From the records below, work out how many lines contain "JSON". Reply with that number alone.

(Dataset entries)
==================================================

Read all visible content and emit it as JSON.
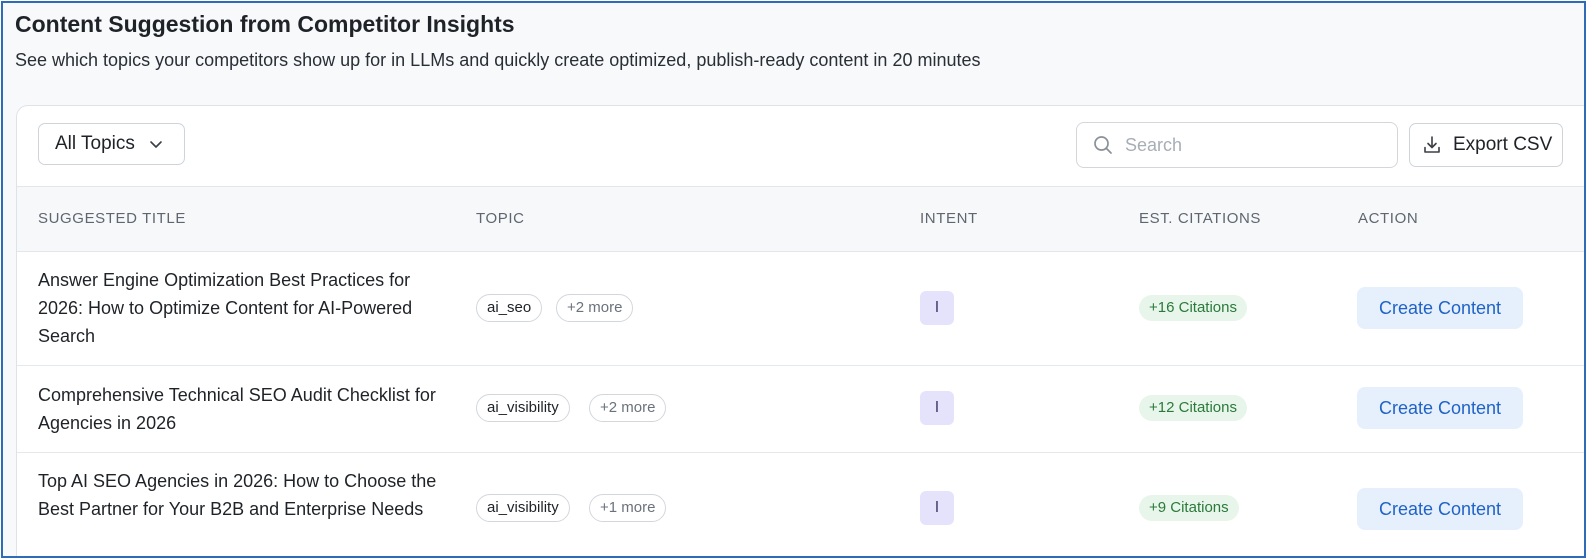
{
  "page": {
    "title": "Content Suggestion from Competitor Insights",
    "subtitle": "See which topics your competitors show up for in LLMs and quickly create optimized, publish-ready content in 20 minutes"
  },
  "toolbar": {
    "filter_label": "All Topics",
    "search_placeholder": "Search",
    "export_label": "Export CSV"
  },
  "table": {
    "columns": {
      "title": "SUGGESTED TITLE",
      "topic": "TOPIC",
      "intent": "INTENT",
      "citations": "EST. CITATIONS",
      "action": "ACTION"
    },
    "rows": [
      {
        "title": "Answer Engine Optimization Best Practices for 2026: How to Optimize Content for AI-Powered Search",
        "topic": "ai_seo",
        "more": "+2 more",
        "intent": "I",
        "citations": "+16 Citations",
        "action": "Create Content"
      },
      {
        "title": "Comprehensive Technical SEO Audit Checklist for Agencies in 2026",
        "topic": "ai_visibility",
        "more": "+2 more",
        "intent": "I",
        "citations": "+12 Citations",
        "action": "Create Content"
      },
      {
        "title": "Top AI SEO Agencies in 2026: How to Choose the Best Partner for Your B2B and Enterprise Needs",
        "topic": "ai_visibility",
        "more": "+1 more",
        "intent": "I",
        "citations": "+9 Citations",
        "action": "Create Content"
      }
    ]
  },
  "icons": {
    "filter": "chevron-down-icon",
    "search": "search-icon",
    "export": "download-icon"
  },
  "colors": {
    "frame_border": "#2e6cb8",
    "intent_badge_bg": "#e4e3fb",
    "citation_badge_bg": "#e8f5ea",
    "citation_text": "#2a7a3b",
    "action_bg": "#e6effc",
    "action_text": "#1f63c6"
  }
}
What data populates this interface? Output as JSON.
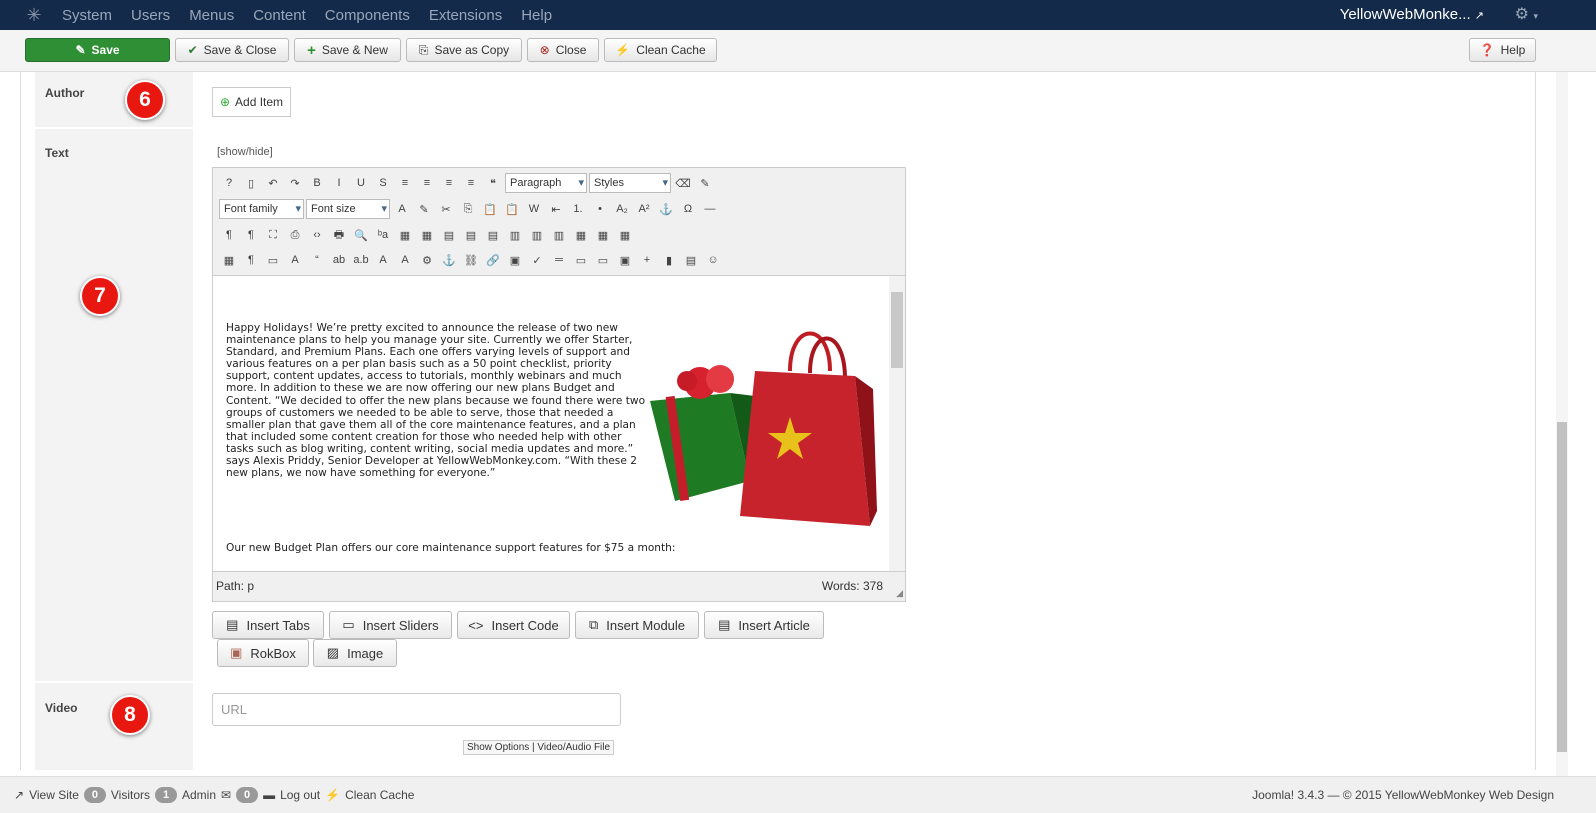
{
  "nav": {
    "menus": [
      "System",
      "Users",
      "Menus",
      "Content",
      "Components",
      "Extensions",
      "Help"
    ],
    "site": "YellowWebMonke...",
    "colors": {
      "bar": "#132a4a"
    }
  },
  "toolbar": {
    "save": "Save",
    "save_close": "Save & Close",
    "save_new": "Save & New",
    "save_copy": "Save as Copy",
    "close": "Close",
    "clean_cache": "Clean Cache",
    "help": "Help",
    "colors": {
      "save": "#2f8f35"
    }
  },
  "form": {
    "author_label": "Author",
    "add_item": "Add Item",
    "text_label": "Text",
    "show_hide": "[show/hide]",
    "video_label": "Video",
    "url_placeholder": "URL",
    "show_options": "Show Options",
    "video_file": "Video/Audio File",
    "badges": [
      "6",
      "7",
      "8"
    ]
  },
  "editor": {
    "paragraph": "Paragraph",
    "styles": "Styles",
    "font_family": "Font family",
    "font_size": "Font size",
    "row1_icons": [
      "help",
      "new-document",
      "undo",
      "redo",
      "bold",
      "italic",
      "underline",
      "strikethrough",
      "align-justify",
      "align-center",
      "align-left",
      "align-right",
      "blockquote"
    ],
    "row1_text": [
      "?",
      "▯",
      "↶",
      "↷",
      "B",
      "I",
      "U",
      "S",
      "≡",
      "≡",
      "≡",
      "≡",
      "❝"
    ],
    "row1_after": [
      "eraser",
      "clean-brush"
    ],
    "row1_after_text": [
      "⌫",
      "✎"
    ],
    "row2_icons": [
      "text-color",
      "highlight",
      "cut",
      "copy",
      "paste",
      "paste-text",
      "paste-word",
      "outdent",
      "numbered-list",
      "bullet-list",
      "subscript",
      "superscript",
      "anchor",
      "special-char",
      "horizontal-rule"
    ],
    "row2_text": [
      "A",
      "✎",
      "✂",
      "⎘",
      "📋",
      "📋",
      "W",
      "⇤",
      "1.",
      "•",
      "A₂",
      "A²",
      "⚓",
      "Ω",
      "—"
    ],
    "row3_icons": [
      "ltr",
      "rtl",
      "fullscreen",
      "preview",
      "source",
      "print",
      "find",
      "replace",
      "table",
      "delete-table",
      "row-before",
      "row-after",
      "delete-row",
      "col-before",
      "col-after",
      "delete-col",
      "split",
      "merge",
      "table-props"
    ],
    "row3_text": [
      "¶",
      "¶",
      "⛶",
      "⎙",
      "‹›",
      "🖶",
      "🔍",
      "ᵇa",
      "▦",
      "▦",
      "▤",
      "▤",
      "▤",
      "▥",
      "▥",
      "▥",
      "▦",
      "▦",
      "▦"
    ],
    "row4_icons": [
      "visual-aid",
      "show-blocks",
      "template",
      "styles",
      "cite",
      "abbr",
      "acronym",
      "del",
      "ins",
      "attributes",
      "anchor",
      "unlink",
      "link",
      "image",
      "spellcheck",
      "hr",
      "page-break",
      "media",
      "insert-image",
      "add-file",
      "video",
      "template2",
      "emotion"
    ],
    "row4_text": [
      "▦",
      "¶",
      "▭",
      "A",
      "“",
      "ab",
      "a.b",
      "A",
      "A",
      "⚙",
      "⚓",
      "⛓",
      "🔗",
      "▣",
      "✓",
      "═",
      "▭",
      "▭",
      "▣",
      "+",
      "▮",
      "▤",
      "☺"
    ],
    "paragraphs": [
      "Happy Holidays! We’re pretty excited to announce the release of two new maintenance plans to help you manage your site. Currently we offer Starter, Standard, and Premium Plans. Each one offers varying levels of support and various features on a per plan basis such as a 50 point checklist, priority support, content updates, access to tutorials, monthly webinars and much more. In addition to these we are now offering our new plans Budget and Content. “We decided to offer the new plans because we found there were two groups of customers we needed to be able to serve, those that needed a smaller plan that gave them all of the core maintenance features, and a plan that included some content creation for those who needed help with other tasks such as blog writing, content writing, social media updates and more.” says Alexis Priddy, Senior Developer at YellowWebMonkey.com. “With these 2 new plans, we now have something for everyone.”",
      "Our new Budget Plan offers our core maintenance support features for $75 a month:"
    ],
    "path": "Path:  p",
    "words": "Words: 378"
  },
  "insert": {
    "tabs": "Insert Tabs",
    "sliders": "Insert Sliders",
    "code": "Insert Code",
    "module": "Insert Module",
    "article": "Insert Article",
    "rokbox": "RokBox",
    "image": "Image"
  },
  "status": {
    "view_site": "View Site",
    "visitors_count": "0",
    "visitors": "Visitors",
    "admin_count": "1",
    "admin": "Admin",
    "messages_count": "0",
    "logout": "Log out",
    "clean_cache": "Clean Cache",
    "copyright": "Joomla! 3.4.3  —  © 2015 YellowWebMonkey Web Design"
  }
}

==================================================

Output for this exercise - 2